,You see the 11 women stretching before practice. The mood is relaxed as they talk with each other. Before you know it, music is playing and the atmosphere has suddenly changed.
This is the Emerson College Dance Team. One-two-three-four and the team is in the air, back down sliding on the ground.
Five-six-seven-eight, back on their feet moving in unison.
First-year captain Danielle Boyle, the only returning member from last year's team, looks like an air traffic controller with her arms in the air, directing the rest of the group for the next routine and shouting out the numbers to follow the dance steps.
The dance team, as it has in the past, will continue to perform jazz and hip-hop numbers at many of the men and women's basketball home games at Pine Manor. Their first performance is scheduled for Thursday, Dec. 1 and will be followed by three more performances that weekend.
In addition, the dance team will attend the New England Regional Dance Conference at Boston University in February.
Despite the fact that dance is not a varsity sport, the team still prepares just like any other squad would.
"We break a sweat in there like any athlete would after a rehearsal or practice," Boyle said.
The dancers work hard to prepare themselves for their physically demanding routines.
"You need to have endurance, you need to have strength," Boyle said. "Dance requires an intense amount of strength."
Both stamina and speed are used in each of the team's dance routines.
"Dancers have to be as 'rough and tough' as any other athlete, on top of being graceful," said Billie Larson, a junior who has been on the team for two years. "Being flexible, agile and having focus is a must."
The team meets twice a week for 90-minute practices.
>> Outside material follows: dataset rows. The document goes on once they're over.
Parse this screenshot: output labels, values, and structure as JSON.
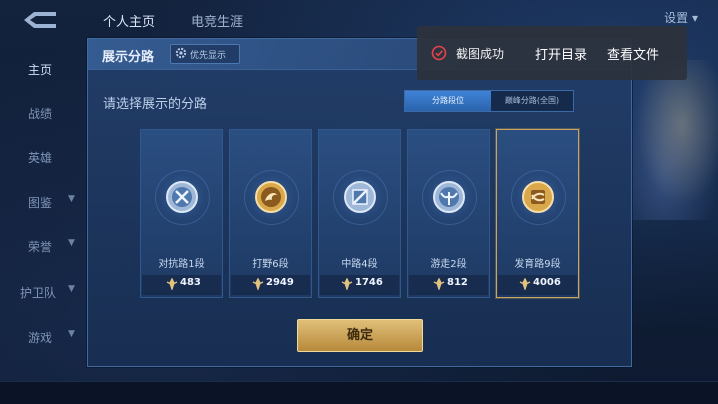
{
  "topbar": {
    "tabs": [
      "个人主页",
      "电竞生涯"
    ],
    "settings_label": "设置"
  },
  "sidebar": {
    "items": [
      {
        "label": "主页",
        "active": true,
        "chevron": false
      },
      {
        "label": "战绩",
        "active": false,
        "chevron": false
      },
      {
        "label": "英雄",
        "active": false,
        "chevron": false
      },
      {
        "label": "图鉴",
        "active": false,
        "chevron": true
      },
      {
        "label": "荣誉",
        "active": false,
        "chevron": true
      },
      {
        "label": "护卫队",
        "active": false,
        "chevron": true
      },
      {
        "label": "游戏",
        "active": false,
        "chevron": true
      }
    ]
  },
  "panel": {
    "title": "展示分路",
    "priority_label": "优先显示",
    "prompt": "请选择展示的分路",
    "segments": [
      "分路段位",
      "巅峰分路(全国)"
    ],
    "active_segment": 0,
    "confirm_label": "确定"
  },
  "cards": [
    {
      "lane": "对抗路1段",
      "points": "483",
      "badge": "silver-sword-badge",
      "selected": false
    },
    {
      "lane": "打野6段",
      "points": "2949",
      "badge": "gold-dragon-badge",
      "selected": false
    },
    {
      "lane": "中路4段",
      "points": "1746",
      "badge": "silver-slash-badge",
      "selected": false
    },
    {
      "lane": "游走2段",
      "points": "812",
      "badge": "silver-wings-badge",
      "selected": false
    },
    {
      "lane": "发育路9段",
      "points": "4006",
      "badge": "gold-arrow-badge",
      "selected": true
    }
  ],
  "toast": {
    "message": "截图成功",
    "actions": [
      "打开目录",
      "查看文件"
    ]
  },
  "colors": {
    "accent_gold": "#c9a55d",
    "accent_blue": "#3f83d6",
    "toast_check": "#e8434a"
  }
}
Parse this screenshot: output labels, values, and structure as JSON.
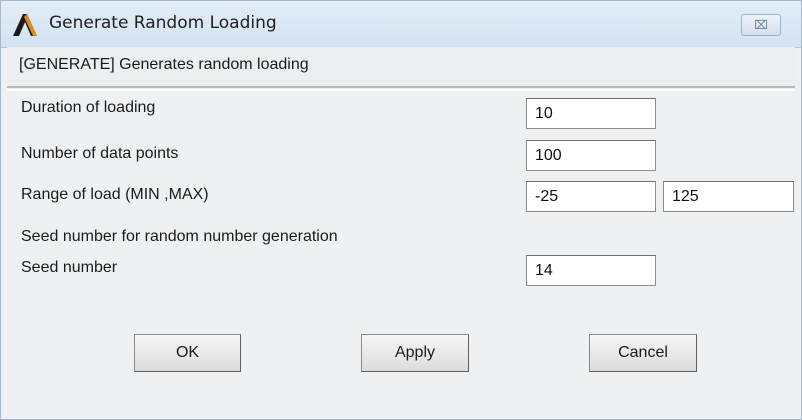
{
  "window": {
    "title": "Generate Random Loading",
    "close_symbol": "⌧"
  },
  "description": "[GENERATE] Generates random loading",
  "fields": {
    "duration": {
      "label": "Duration of loading",
      "value": "10"
    },
    "data_points": {
      "label": "Number of data points",
      "value": "100"
    },
    "load_range": {
      "label": "Range of load (MIN ,MAX)",
      "min_value": "-25",
      "max_value": "125"
    },
    "seed_heading": "Seed number for random number generation",
    "seed": {
      "label": "Seed number",
      "value": "14"
    }
  },
  "buttons": {
    "ok": "OK",
    "apply": "Apply",
    "cancel": "Cancel"
  },
  "colors": {
    "titlebar": "#d8e5f3",
    "dialog_bg": "#eef0f2",
    "app_icon": "#1a1a1a",
    "app_icon_accent": "#e08a1e"
  },
  "icons": {
    "app": "ansys-lambda-icon",
    "close": "close-icon"
  }
}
Junior Emily Hapgood, who is in her first year with the team, said there is more to the routines then most students believe.
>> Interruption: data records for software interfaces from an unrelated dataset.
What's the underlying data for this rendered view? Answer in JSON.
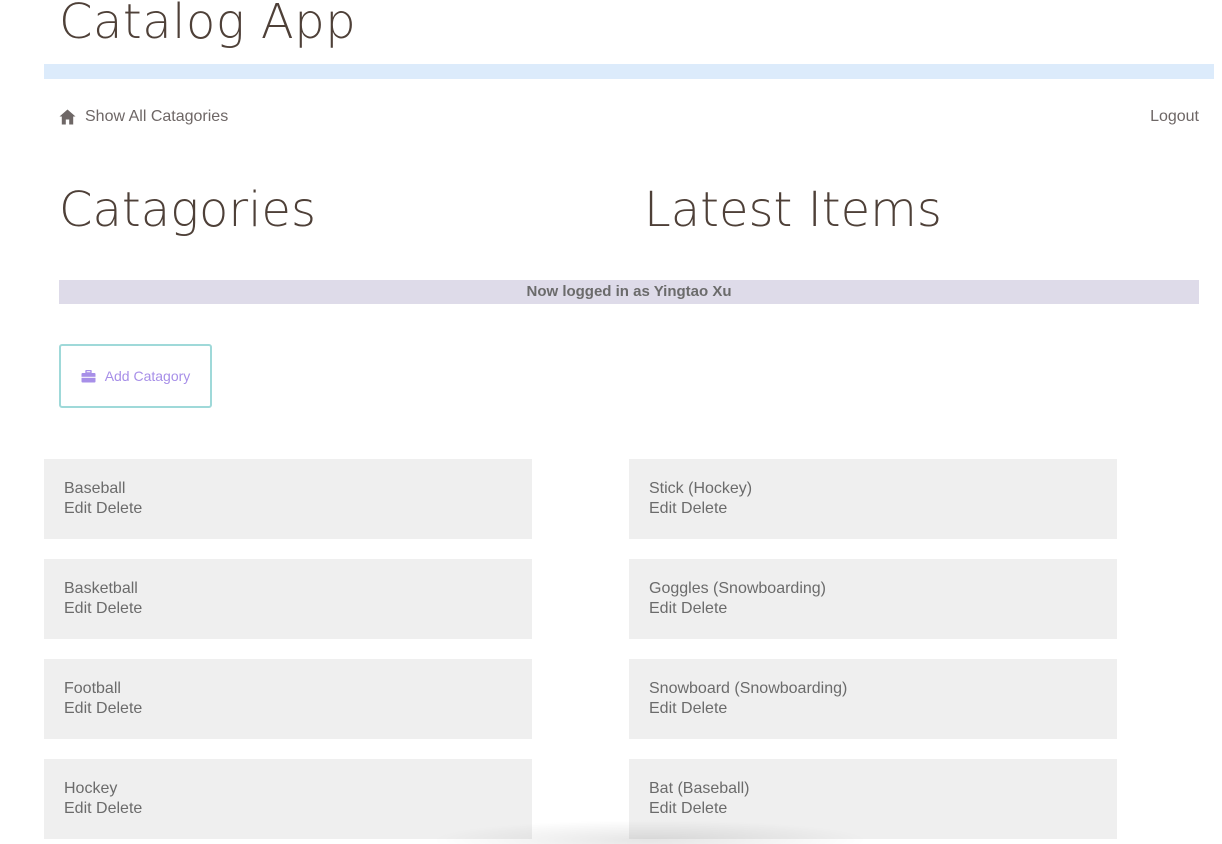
{
  "app": {
    "title": "Catalog App"
  },
  "nav": {
    "home_label": "Show All Catagories",
    "logout_label": "Logout"
  },
  "sections": {
    "categories_title": "Catagories",
    "latest_title": "Latest Items"
  },
  "banner": {
    "text": "Now logged in as Yingtao Xu"
  },
  "add_category": {
    "label": "Add Catagory",
    "icon": "briefcase-icon"
  },
  "actions": {
    "edit": "Edit",
    "delete": "Delete"
  },
  "categories": [
    "Baseball",
    "Basketball",
    "Football",
    "Hockey"
  ],
  "latest_items": [
    "Stick (Hockey)",
    "Goggles (Snowboarding)",
    "Snowboard (Snowboarding)",
    "Bat (Baseball)"
  ],
  "colors": {
    "header_bar": "#dcebfb",
    "banner_bg": "#dedbe9",
    "card_bg": "#efefef",
    "accent": "#a78fe8",
    "button_border": "#9fd9d9",
    "title_text": "#4e4038"
  }
}
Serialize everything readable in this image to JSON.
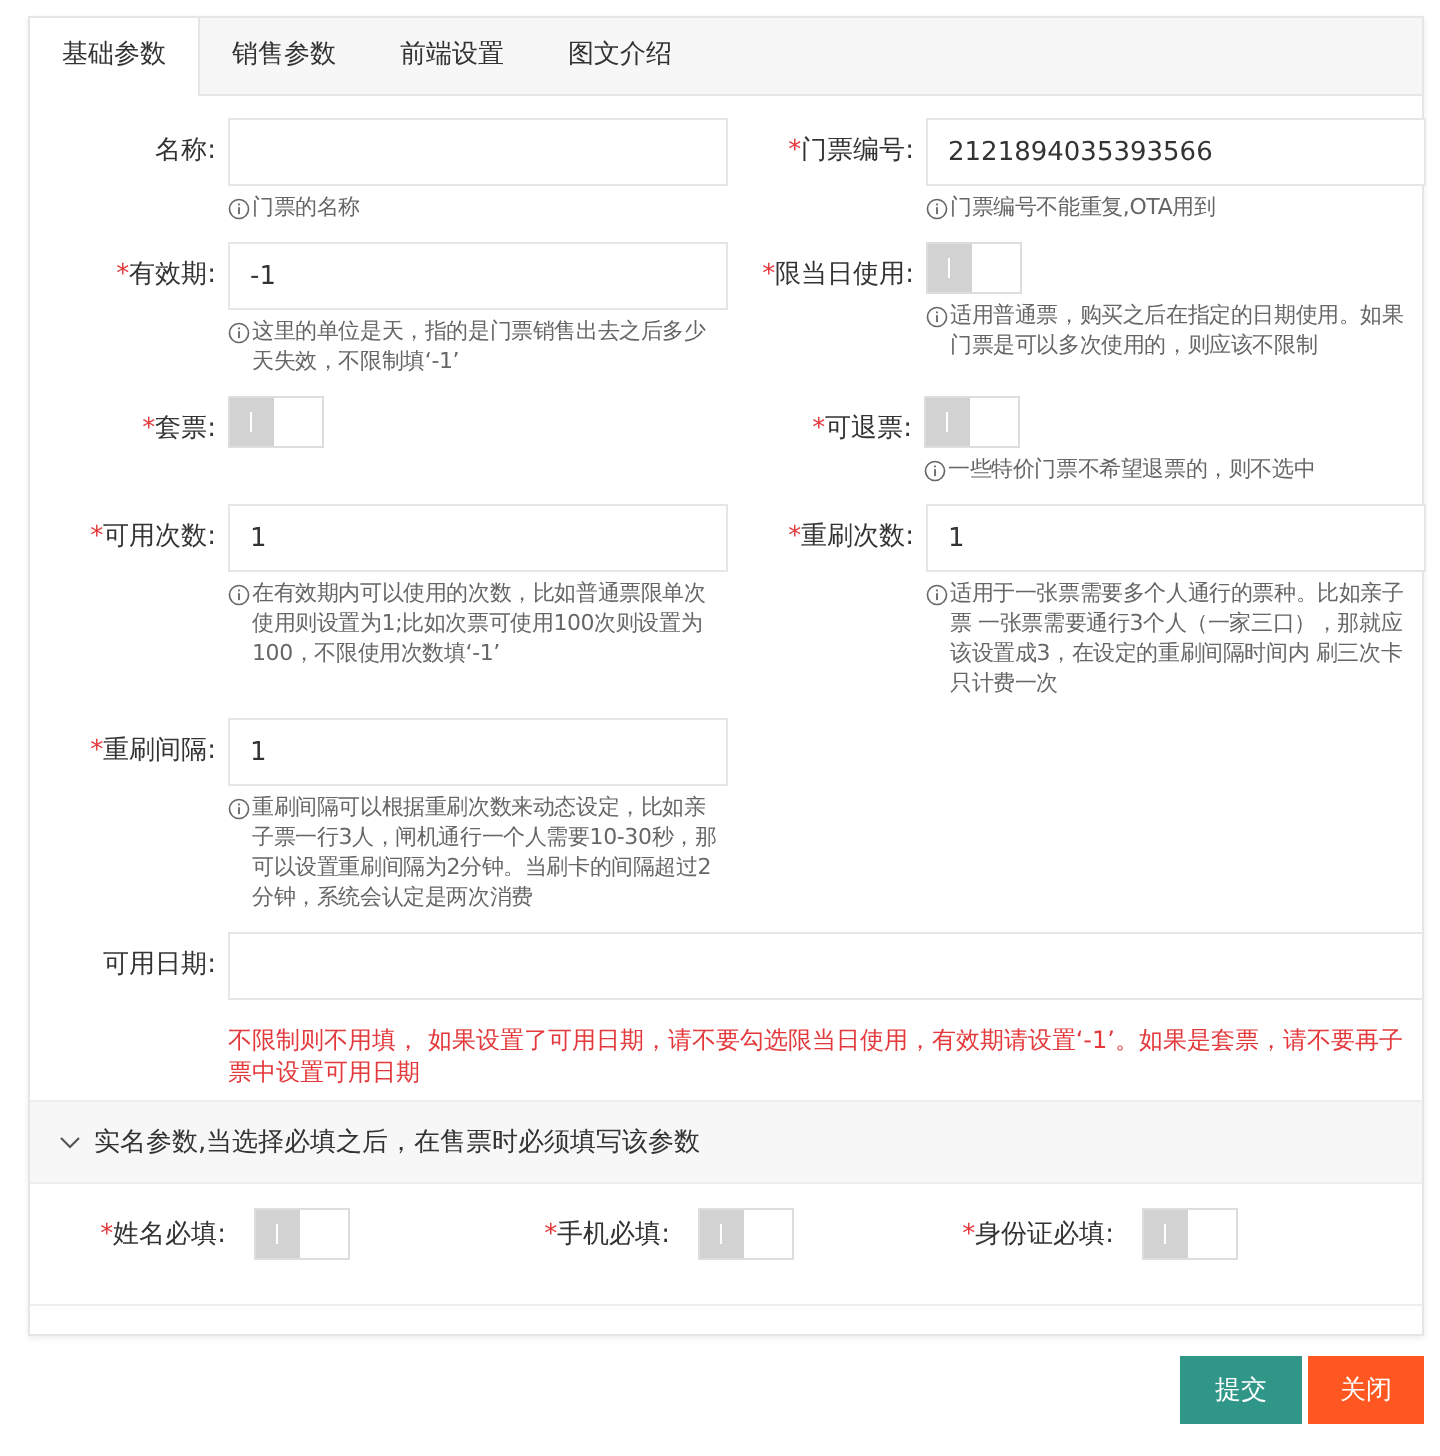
{
  "tabs": [
    {
      "label": "基础参数",
      "selected": true
    },
    {
      "label": "销售参数",
      "selected": false
    },
    {
      "label": "前端设置",
      "selected": false
    },
    {
      "label": "图文介绍",
      "selected": false
    }
  ],
  "rows": [
    {
      "fields": [
        {
          "kind": "input",
          "label": "名称:",
          "hint": "门票的名称"
        },
        {
          "kind": "input",
          "label": "门票编号:",
          "required_mark": "*",
          "value": "2121894035393566",
          "hint": "门票编号不能重复,OTA用到"
        }
      ]
    },
    {
      "fields": [
        {
          "kind": "input",
          "label": "有效期:",
          "required_mark": "*",
          "value": "-1",
          "hint": "这里的单位是天，指的是门票销售出去之后多少天失效，不限制填‘-1’"
        },
        {
          "kind": "toggle",
          "label": "限当日使用:",
          "required_mark": "*",
          "on": false,
          "hint": "适用普通票，购买之后在指定的日期使用。如果门票是可以多次使用的，则应该不限制"
        }
      ]
    },
    {
      "fields": [
        {
          "kind": "toggle",
          "label": "套票:",
          "required_mark": "*",
          "on": false
        },
        {
          "kind": "toggle",
          "label": "可退票:",
          "required_mark": "*",
          "on": false,
          "hint": "一些特价门票不希望退票的，则不选中"
        }
      ]
    },
    {
      "fields": [
        {
          "kind": "input",
          "label": "可用次数:",
          "required_mark": "*",
          "value": "1",
          "hint": "在有效期内可以使用的次数，比如普通票限单次使用则设置为1;比如次票可使用100次则设置为100，不限使用次数填‘-1’"
        },
        {
          "kind": "input",
          "label": "重刷次数:",
          "required_mark": "*",
          "value": "1",
          "hint": "适用于一张票需要多个人通行的票种。比如亲子票 一张票需要通行3个人（一家三口），那就应该设置成3，在设定的重刷间隔时间内 刷三次卡只计费一次"
        }
      ]
    },
    {
      "fields": [
        {
          "kind": "input",
          "label": "重刷间隔:",
          "required_mark": "*",
          "value": "1",
          "hint": "重刷间隔可以根据重刷次数来动态设定，比如亲子票一行3人，闸机通行一个人需要10-30秒，那可以设置重刷间隔为2分钟。当刷卡的间隔超过2分钟，系统会认定是两次消费"
        }
      ]
    }
  ],
  "date_field": {
    "label": "可用日期:",
    "note": "不限制则不用填， 如果设置了可用日期，请不要勾选限当日使用，有效期请设置‘-1’。如果是套票，请不要再子票中设置可用日期"
  },
  "realname": {
    "title": "实名参数,当选择必填之后，在售票时必须填写该参数",
    "expanded": true,
    "fields": [
      {
        "label": "姓名必填:",
        "required_mark": "*",
        "on": false
      },
      {
        "label": "手机必填:",
        "required_mark": "*",
        "on": false
      },
      {
        "label": "身份证必填:",
        "required_mark": "*",
        "on": false
      }
    ]
  },
  "buttons": [
    {
      "label": "提交",
      "kind": "primary"
    },
    {
      "label": "关闭",
      "kind": "danger"
    }
  ]
}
"We spend hours and hours learning and going over routines, and I think some people perceive it as just throwing some movements together," she said.
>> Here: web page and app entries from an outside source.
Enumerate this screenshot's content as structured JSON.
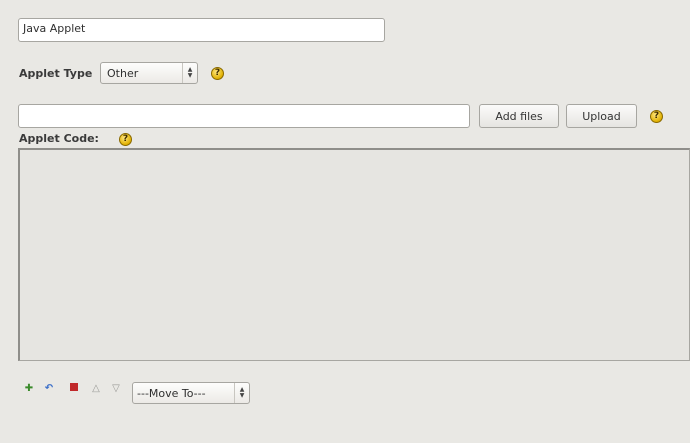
{
  "name_field": {
    "value": "Java Applet"
  },
  "applet_type": {
    "label": "Applet Type",
    "selected": "Other",
    "help_glyph": "?"
  },
  "upload_row": {
    "file_value": "",
    "add_files_label": "Add files",
    "upload_label": "Upload",
    "help_glyph": "?"
  },
  "applet_code": {
    "label": "Applet Code:",
    "help_glyph": "?",
    "value": ""
  },
  "toolbar": {
    "icons": [
      "add-icon",
      "undo-icon",
      "delete-icon",
      "move-up-icon",
      "move-down-icon"
    ],
    "move_to_selected": "---Move To---"
  },
  "colors": {
    "background": "#e9e8e4",
    "help_icon": "#e0b000",
    "delete_icon": "#c0282a",
    "add_icon": "#3a8a2a",
    "undo_icon": "#3a6ec8"
  }
}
"Practices are very intense," Hapgood said. "It takes a lot of practice to get every last detail looking great, so we spend a lot of time on the routines that we learn and I don't think a lot of people realize that we work just as hard as any other competitive sport out there."
In some cases, dance lessons begin before children reach pre-school. Boyle and Hapgood both began dancing when they were three years old. Larson started when she was two, right after she learned to walk, and has been dancing ever since.
Awareness of the Emerson dance team has always been a difficult hurdle to overcome, according to Boyle.
Since most of the team's performances are at Pine Manor, it has been difficult to gather a strong following. With the support of on-campus organizations and the Emerson students, however, Boyle feels that the dance team will be able to participate more often around campus and gain recognition for the team.
"There are groups like Emerson Dance Company who make [us] aware [of] all the opportunities, within the campus and in Boston in general, there are for dancers, so there are definitely people who will drive [the program] forward," Boyle said.
Larson has the same enthusiasm about the future of the squad.
"I think our relationship with the basketball team and athletics is always getting better," Larson said. "This is only the second year we're getting funding and we have PRSSA [Public Relations Student Society of America] helping out with our public relations."
Hapgood said she sees the dance team's future becoming of much greater status than her teammate Larson believes.
"We want the school to realize that there actually is an amazing dance team at Emerson College," Hapgood said. For the future, I see the dance team as becoming one of the most recognized groups on campus."
She added, "we are going to do a lot of competitions and a lot more events in and around Emerson, and also throughout New England. I think our name is going to spread and we will become more recognized."